The second surgery was set up so that I could let it all go. And let it go I did. Things got so bad the second time I didn’t care who saw my bits or what flopped out. I was ready to walk down that hallway butt-naked and bleeding if I had too. I didn’t have to; I was looked after exceptionally well this time. I didn’t even bother with my protective sports-bra for surgery. Go me!
My son, bless his little cotton socks, undressed and dressed his mother in preparation for surgery while she stood there, in a padded nappy, hooked up to a ton of tubes, unable to help herself. I didn’t give a shit.
It seems trivial, those tiny details in light of the huge energetic experience, but they are not. Those tiny details were sign-posts of control. The bra, walking like a crab, putting the jersey in front of me, constantly covering up in the guise of dignity, even the paper curtains – all sign posts telling a story of my control. And, while my integration (that I am having nothing to do with) is important, so is the clarity I received.
I mentioned earlier that Merabhs swung into my view whilst I was breathing. Merabhs, put quite simply, are ingenious. They are a tool that get us accustomed to what it feels like to not have the human in control. They are designed to show us what it feels like to be operating from the space of allowing. Allowing by the way, is not a thing to achieve. It’s just a word that the human can relate to. The word allowing contains a subtle message, signaling to the human that it does not need to be in control.
Everything that holds us back is about how much control we have on our energy. I know this because I was this.
When I meet a wild animal, I am gentle and slow with my movements, otherwise trust will be broken. This technique is tried and tested, it’s the same technique used on us by the likes of our angelic friends, and it is the same for a Merabh. This is not to imply that Shaumbra are wild animals, but hey…if the shoe fits. Once trust is established with the wild animal, then the true bonding can begin.
Moving from the human into Mastery is just like that. It is establishing trust with self. It’s about getting used to and being familiar with self. And Merabhs are the doorway to that very natural evolution. ‘Master’ may be a bit overused at times, but I see now it is yet another description, a word that encourages us to move forward, to be brave, to know that it is safe to let go of control. (I think Shaumbra must need verbs or something of the like to relate too.)
Merabhs were created by us, in preparation for what is to come. It is our own personal energetic day spa and we can go there whenever we want. It is not just nice music and a pleasant voice that we listen to; we literally enter the doorway into another realm. The energetic day spa has been created for us, by us. It is real and exists in another place, but here also. It is where we press the reset button. And the more times we reset and get used to the feeling, the less we will have to do it by more drastic means. It’s so very, very, clever. And yes, my dear Adamus, it is brilliant.
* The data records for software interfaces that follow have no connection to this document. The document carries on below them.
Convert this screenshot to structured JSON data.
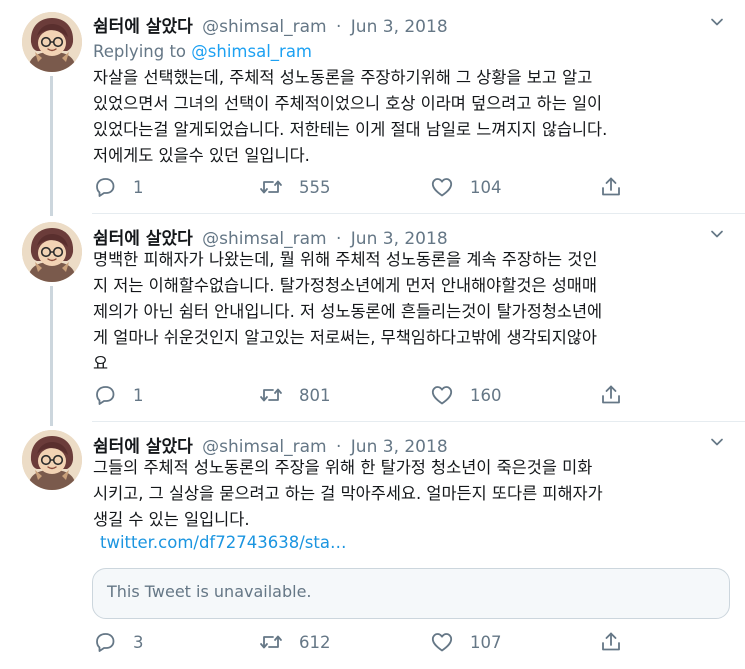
{
  "tweets": [
    {
      "display_name": "쉼터에 살았다",
      "handle": "@shimsal_ram",
      "separator": "·",
      "date": "Jun 3, 2018",
      "replying_prefix": "Replying to ",
      "replying_to": "@shimsal_ram",
      "text": "자살을 선택했는데, 주체적 성노동론을 주장하기위해 그 상황을 보고 알고\n있었으면서 그녀의 선택이 주체적이었으니 호상 이라며 덮으려고 하는 일이\n있었다는걸 알게되었습니다. 저한테는 이게 절대 남일로 느껴지지 않습니다.\n저에게도 있을수 있던 일입니다.",
      "replies": "1",
      "retweets": "555",
      "likes": "104"
    },
    {
      "display_name": "쉼터에 살았다",
      "handle": "@shimsal_ram",
      "separator": "·",
      "date": "Jun 3, 2018",
      "text": "명백한 피해자가 나왔는데, 뭘 위해 주체적 성노동론을 계속 주장하는 것인\n지 저는 이해할수없습니다. 탈가정청소년에게 먼저 안내해야할것은 성매매\n제의가 아닌 쉼터 안내입니다. 저 성노동론에 흔들리는것이 탈가정청소년에\n게 얼마나 쉬운것인지 알고있는 저로써는, 무책임하다고밖에 생각되지않아\n요",
      "replies": "1",
      "retweets": "801",
      "likes": "160"
    },
    {
      "display_name": "쉼터에 살았다",
      "handle": "@shimsal_ram",
      "separator": "·",
      "date": "Jun 3, 2018",
      "text": "그들의 주체적 성노동론의 주장을 위해 한 탈가정 청소년이 죽은것을 미화\n시키고, 그 실상을 묻으려고 하는 걸 막아주세요. 얼마든지 또다른 피해자가\n생길 수 있는 일입니다.",
      "link": "twitter.com/df72743638/sta…",
      "quoted_unavailable": "This Tweet is unavailable.",
      "replies": "3",
      "retweets": "612",
      "likes": "107"
    }
  ],
  "icons": {
    "reply": "reply-icon",
    "retweet": "retweet-icon",
    "like": "heart-icon",
    "share": "share-icon",
    "caret": "chevron-down-icon",
    "avatar": "avatar"
  },
  "colors": {
    "text": "#14171a",
    "secondary": "#657786",
    "link": "#1da1f2",
    "thread_line": "#ccd6dd",
    "divider": "#e6ecf0"
  }
}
For my experience personally, my Merabh, the place to which I went to ‘reset’ during my hospital stay, is not so different from Tien. The walls were beautiful and high, the room large with natural rock-like formations, but not cavernous. A place where we commune with self.
I didn’t have to go home, I am home.
The journey still continues. I lay here still and quiet, giving my body a chance to heal. She may or may not, it’s up to her now, not the human. And that is more than okay. None of this commanding business from me, that’s a false God.
As Adamus predicted, I did indeed meet my demon and her name was God.
Leigh is a teacher and facilitator of the Creative Expression Energy Experience. Inspired by her most beloved angel on earth, Tobias, it is the birthing of a promise made many years ago. The Creative Expression Energy Experience is an invitation to transcend the human condition of forgetting and is dedicated to the memory of who you really are. If you would like more information you may contact Leigh via email.